early this month.
Courtesy of Divided Under God:
Ms. Doughty’s case was brought to the attention of the Freedom From Religion Foundation, who wrote a letter to the USCIS on her behalf, as well as the American Humanist Association, who did the same. Ms. Doughty’s local Congressman, Blake Farenthold, also got involved, helping to get her case escalated to the highest levels of the USCIS for review.
Today, she received an email from the congressional office with the following message from the USCIS included:
“This Service hereby withdraws the request for evidence (RFE) issued on June 7, 2013. This Service accepts your detailed statement in satisfaction of the information requested by the RFE. Your application for naturalization has been approved.”
Margaret Doughty’s case can be seen as a victory for the non-religious in the U.S., many times referred to as the “nones” (based on religious affiliation questionnaire categories). Often called the fastest growing demographic in the country, those not affiliated with a religion are said to make up about 20% of the population.

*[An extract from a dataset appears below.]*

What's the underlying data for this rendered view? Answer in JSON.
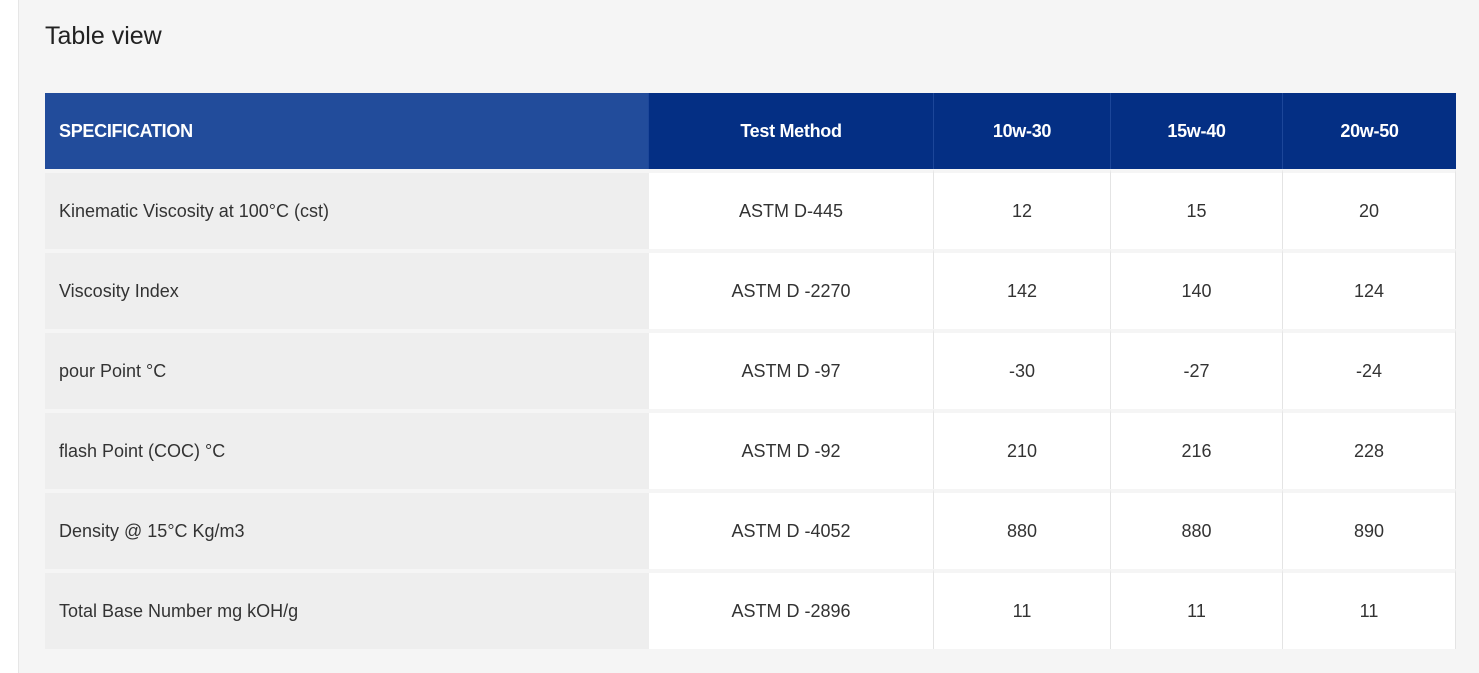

Atheists fall into this category, are widely misunderstood, and just as in this case, often discriminated against by the religious majority. Recent polls have shown atheists to be the least trusted group in America.
This is a huge victory for those of us who self identify as Atheists, and really everybody in this country if you think about it.
The idea that just because you do not find anything reasonable about suspending your disbelief to embrace one religious faith or another it makes you a less trustworthy person is completely bizarre to me.
Of course I see it as quite the opposite, but recognize that I remain in the minority.
While we are on the topic I thought I would share with you Richard Dawkin's observations about Atheism and the people who embrace it.
We still have a long way to go, but I see the movement for the acceptance of Atheists in this country to be ultimately as important as the acceptance of the homosexual community.